### What this task involves
What lines in the entries below contain the word "data"? Copy all of them.

### Exercise materials
* * * * * * * * *

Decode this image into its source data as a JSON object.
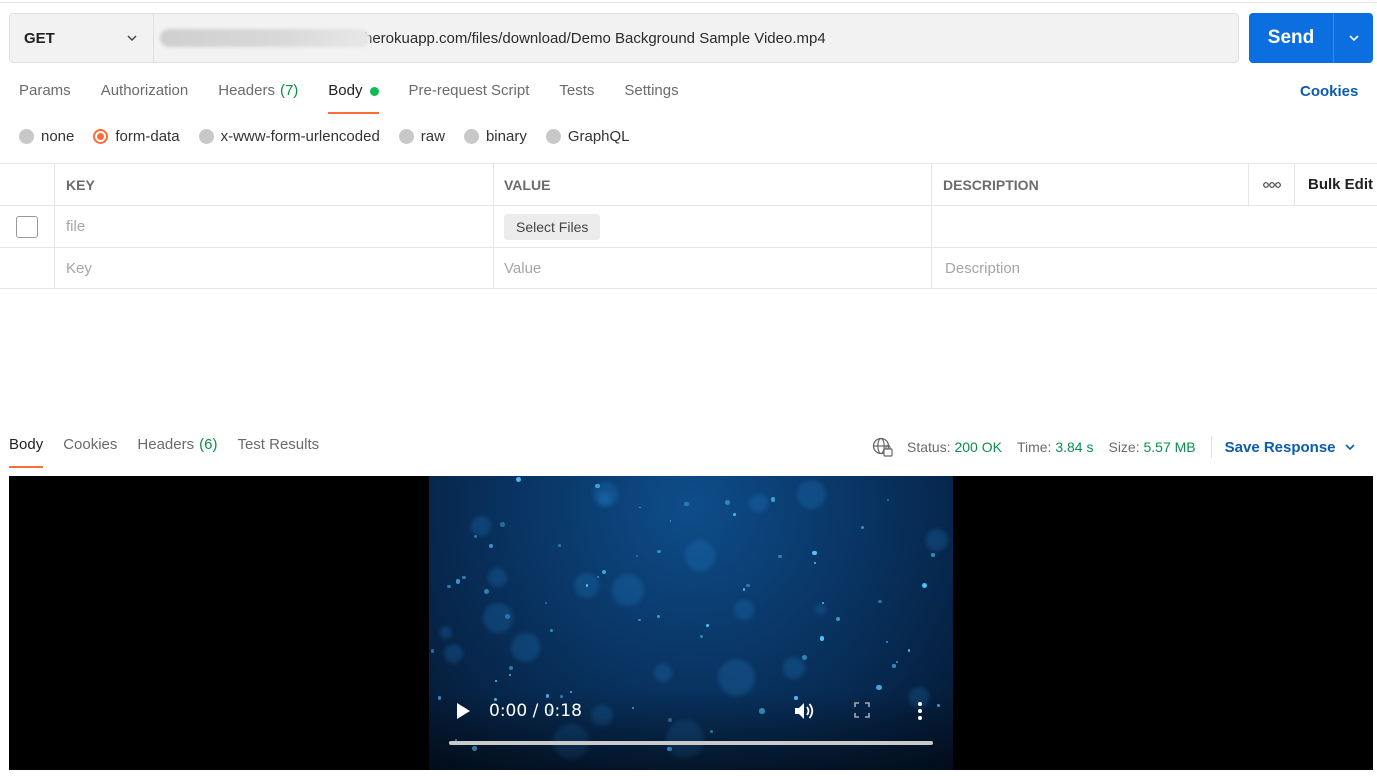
{
  "request": {
    "method": "GET",
    "url": "herokuapp.com/files/download/Demo Background Sample Video.mp4",
    "send_label": "Send"
  },
  "request_tabs": [
    {
      "label": "Params",
      "count": ""
    },
    {
      "label": "Authorization",
      "count": ""
    },
    {
      "label": "Headers",
      "count": "(7)"
    },
    {
      "label": "Body",
      "count": "",
      "active": true
    },
    {
      "label": "Pre-request Script",
      "count": ""
    },
    {
      "label": "Tests",
      "count": ""
    },
    {
      "label": "Settings",
      "count": ""
    }
  ],
  "cookies_link": "Cookies",
  "body_modes": [
    "none",
    "form-data",
    "x-www-form-urlencoded",
    "raw",
    "binary",
    "GraphQL"
  ],
  "selected_body_mode": "form-data",
  "table": {
    "headers": {
      "key": "KEY",
      "value": "VALUE",
      "description": "DESCRIPTION",
      "bulk_edit": "Bulk Edit"
    },
    "row1": {
      "key_placeholder": "file",
      "value_button": "Select Files"
    },
    "row2": {
      "key_placeholder": "Key",
      "value_placeholder": "Value",
      "description_placeholder": "Description"
    }
  },
  "response_tabs": [
    {
      "label": "Body",
      "count": "",
      "active": true
    },
    {
      "label": "Cookies",
      "count": ""
    },
    {
      "label": "Headers",
      "count": "(6)"
    },
    {
      "label": "Test Results",
      "count": ""
    }
  ],
  "response": {
    "status_label": "Status:",
    "status_value": "200 OK",
    "time_label": "Time:",
    "time_value": "3.84 s",
    "size_label": "Size:",
    "size_value": "5.57 MB",
    "save_label": "Save Response"
  },
  "video": {
    "time": "0:00 / 0:18",
    "progress": 0
  },
  "colors": {
    "accent": "#ff6c37",
    "send": "#0b6fe0",
    "link": "#0b5cad",
    "success": "#0a8f4a"
  }
}
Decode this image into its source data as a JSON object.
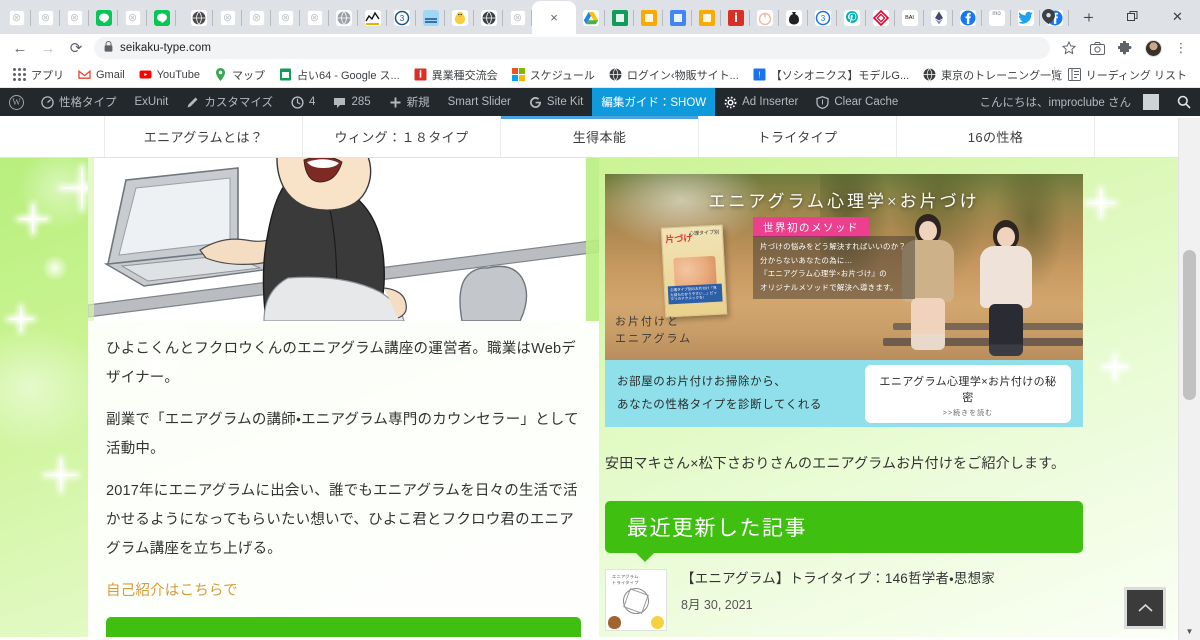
{
  "browser": {
    "tabs_left": [
      {
        "icon": "broken-favicon",
        "title": ""
      },
      {
        "icon": "broken-favicon",
        "title": ""
      },
      {
        "icon": "broken-favicon",
        "title": ""
      },
      {
        "icon": "line-messenger-favicon",
        "title": ""
      },
      {
        "icon": "broken-favicon",
        "title": ""
      },
      {
        "icon": "line-messenger-favicon",
        "title": ""
      }
    ],
    "tabs_mid": [
      {
        "icon": "dark-circle-favicon",
        "title": ""
      },
      {
        "icon": "broken-favicon",
        "title": ""
      },
      {
        "icon": "broken-favicon",
        "title": ""
      },
      {
        "icon": "broken-favicon",
        "title": ""
      },
      {
        "icon": "broken-favicon",
        "title": ""
      },
      {
        "icon": "grey-circle-favicon",
        "title": ""
      },
      {
        "icon": "chart-favicon",
        "title": ""
      },
      {
        "icon": "blue-square-favicon",
        "title": ""
      },
      {
        "icon": "rain-favicon",
        "title": ""
      },
      {
        "icon": "chick-favicon",
        "title": ""
      },
      {
        "icon": "globe-favicon",
        "title": ""
      },
      {
        "icon": "broken-favicon",
        "title": ""
      }
    ],
    "active_tab": {
      "icon": "close-icon",
      "title": "×"
    },
    "tabs_right": [
      {
        "icon": "google-drive-favicon",
        "title": ""
      },
      {
        "icon": "google-sheets-favicon",
        "title": ""
      },
      {
        "icon": "yellow-square-favicon",
        "title": ""
      },
      {
        "icon": "google-docs-favicon",
        "title": ""
      },
      {
        "icon": "yellow-square-favicon",
        "title": ""
      },
      {
        "icon": "indeed-favicon",
        "title": ""
      },
      {
        "icon": "peach-favicon",
        "title": ""
      },
      {
        "icon": "moneybag-favicon",
        "title": ""
      },
      {
        "icon": "blue-badge-favicon",
        "title": ""
      },
      {
        "icon": "pinterest-favicon",
        "title": ""
      },
      {
        "icon": "red-diamond-favicon",
        "title": ""
      },
      {
        "icon": "bai-favicon",
        "title": ""
      },
      {
        "icon": "ethereum-favicon",
        "title": ""
      },
      {
        "icon": "facebook-favicon",
        "title": ""
      },
      {
        "icon": "mo-pure-favicon",
        "title": ""
      },
      {
        "icon": "twitter-favicon",
        "title": ""
      },
      {
        "icon": "facebook-favicon",
        "title": ""
      }
    ],
    "new_tab_label": "+",
    "window_controls": {
      "minimize": "–",
      "maximize": "▢",
      "close": "✕"
    },
    "nav": {
      "back": "←",
      "forward": "→",
      "reload": "⟳"
    },
    "omnibox": {
      "lock": "🔒",
      "url": "seikaku-type.com"
    },
    "toolbar_right": [
      {
        "name": "bookmark-star-icon",
        "glyph": "☆"
      },
      {
        "name": "screenshot-camera-icon",
        "glyph": "▣"
      },
      {
        "name": "extensions-puzzle-icon",
        "glyph": "🧩"
      },
      {
        "name": "profile-avatar",
        "glyph": ""
      },
      {
        "name": "chrome-menu-icon",
        "glyph": "⋮"
      }
    ],
    "bookmarks": [
      {
        "name": "apps-grid",
        "label": "アプリ",
        "color": "#5f6368"
      },
      {
        "name": "gmail",
        "label": "Gmail",
        "color": "#ea4335"
      },
      {
        "name": "youtube",
        "label": "YouTube",
        "color": "#ff0000"
      },
      {
        "name": "maps",
        "label": "マップ",
        "color": "#34a853"
      },
      {
        "name": "google-sheets",
        "label": "占い64 - Google ス...",
        "color": "#0f9d58"
      },
      {
        "name": "red-info",
        "label": "異業種交流会",
        "color": "#d93025"
      },
      {
        "name": "microsoft",
        "label": "スケジュール",
        "color": "#0078d4"
      },
      {
        "name": "globe-dark",
        "label": "ログイン‹物販サイト...",
        "color": "#3c4043"
      },
      {
        "name": "blue-badge",
        "label": "【ソシオニクス】モデルG...",
        "color": "#1a73e8"
      },
      {
        "name": "globe-dark2",
        "label": "東京のトレーニング一覧",
        "color": "#3c4043"
      }
    ],
    "reading_list": {
      "icon": "reading-list-icon",
      "label": "リーディング リスト"
    }
  },
  "wp_admin_bar": {
    "logo": "wordpress-logo",
    "items": [
      {
        "name": "site-name",
        "icon": "dashboard-icon",
        "label": "性格タイプ"
      },
      {
        "name": "exunit",
        "icon": "",
        "label": "ExUnit"
      },
      {
        "name": "customize",
        "icon": "pencil-icon",
        "label": "カスタマイズ"
      },
      {
        "name": "updates",
        "icon": "update-icon",
        "label": "4"
      },
      {
        "name": "comments",
        "icon": "comment-icon",
        "label": "285"
      },
      {
        "name": "new",
        "icon": "plus-icon",
        "label": "新規"
      },
      {
        "name": "smart-slider",
        "icon": "",
        "label": "Smart Slider"
      },
      {
        "name": "site-kit",
        "icon": "google-g-icon",
        "label": "Site Kit"
      },
      {
        "name": "edit-guide",
        "icon": "",
        "label": "編集ガイド：SHOW",
        "highlight": true
      },
      {
        "name": "ad-inserter",
        "icon": "gear-icon",
        "label": "Ad Inserter"
      },
      {
        "name": "clear-cache",
        "icon": "shield-icon",
        "label": "Clear Cache"
      }
    ],
    "greeting": "こんにちは、improclube さん",
    "search_icon": "search-icon"
  },
  "site_nav": {
    "items": [
      {
        "label": "エニアグラムとは？",
        "active": false
      },
      {
        "label": "ウィング：１８タイプ",
        "active": false
      },
      {
        "label": "生得本能",
        "active": true
      },
      {
        "label": "トライタイプ",
        "active": false
      },
      {
        "label": "16の性格",
        "active": false
      }
    ]
  },
  "main": {
    "hero_image_alt": "laptop-illustration",
    "paragraphs": [
      "ひよこくんとフクロウくんのエニアグラム講座の運営者。職業はWebデザイナー。",
      "副業で「エニアグラムの講師・エニアグラム専門のカウンセラー」として活動中。",
      "2017年にエニアグラムに出会い、誰でもエニアグラムを日々の生活で活かせるようになってもらいたい想いで、ひよこ君とフクロウ君のエニアグラム講座を立ち上げる。"
    ],
    "profile_link": "自己紹介はこちらで",
    "cta_button_label": ""
  },
  "sidebar": {
    "banner": {
      "title": "エニアグラム心理学×お片づけ",
      "badge": "世界初のメソッド",
      "copy_lines": [
        "片づけの悩みをどう解決すればいいのか？",
        "分からないあなたの為に…",
        "『エニアグラム心理学×お片づけ』の",
        "オリジナルメソッドで解決へ導きます。"
      ],
      "side_text_line1": "お片付けと",
      "side_text_line2": "エニアグラム",
      "book_title_1": "片づけ",
      "book_title_2": "心理タイプ別",
      "book_title_3": "術",
      "book_sub": "心理タイプ別のお片付け「見た目もわかりやすい…」ピッタリのテクニックを!",
      "bottom_line1": "お部屋のお片付けお掃除から、",
      "bottom_line2": "あなたの性格タイプを診断してくれる",
      "cta_title": "エニアグラム心理学×お片付けの秘密",
      "cta_more": ">>続きを読む"
    },
    "caption": "安田マキさん×松下さおりさんのエニアグラムお片付けをご紹介します。",
    "section_heading": "最近更新した記事",
    "posts": [
      {
        "thumb_label_1": "エニアグラム",
        "thumb_label_2": "トライタイプ",
        "title": "【エニアグラム】トライタイプ：146哲学者・思想家",
        "date": "8月 30, 2021"
      }
    ]
  },
  "controls": {
    "scroll_to_top": "⌃",
    "scrollbar_down_arrow": "▼"
  },
  "colors": {
    "wp_bar": "#23282d",
    "wp_highlight": "#0f9bdb",
    "site_green": "#3fc011",
    "nav_active": "#4aa3df",
    "banner_cyan": "#8fe0ea",
    "link_orange": "#d99b3a"
  }
}
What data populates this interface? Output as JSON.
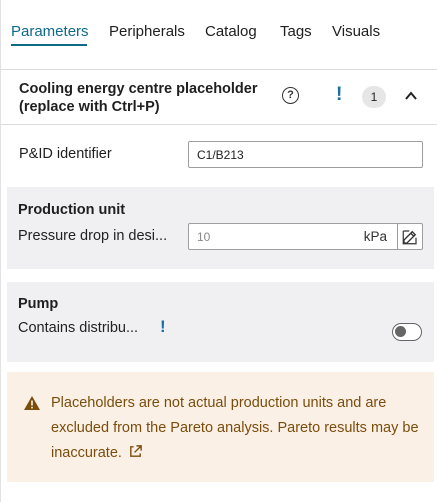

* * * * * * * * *

### Expected answer
Decode this image into its source data as a JSON object.
    "form-data",
  "selected_body_mode": "form-data",
Decode this image into its source data as a JSON object.
What data populates this interface? Output as JSON.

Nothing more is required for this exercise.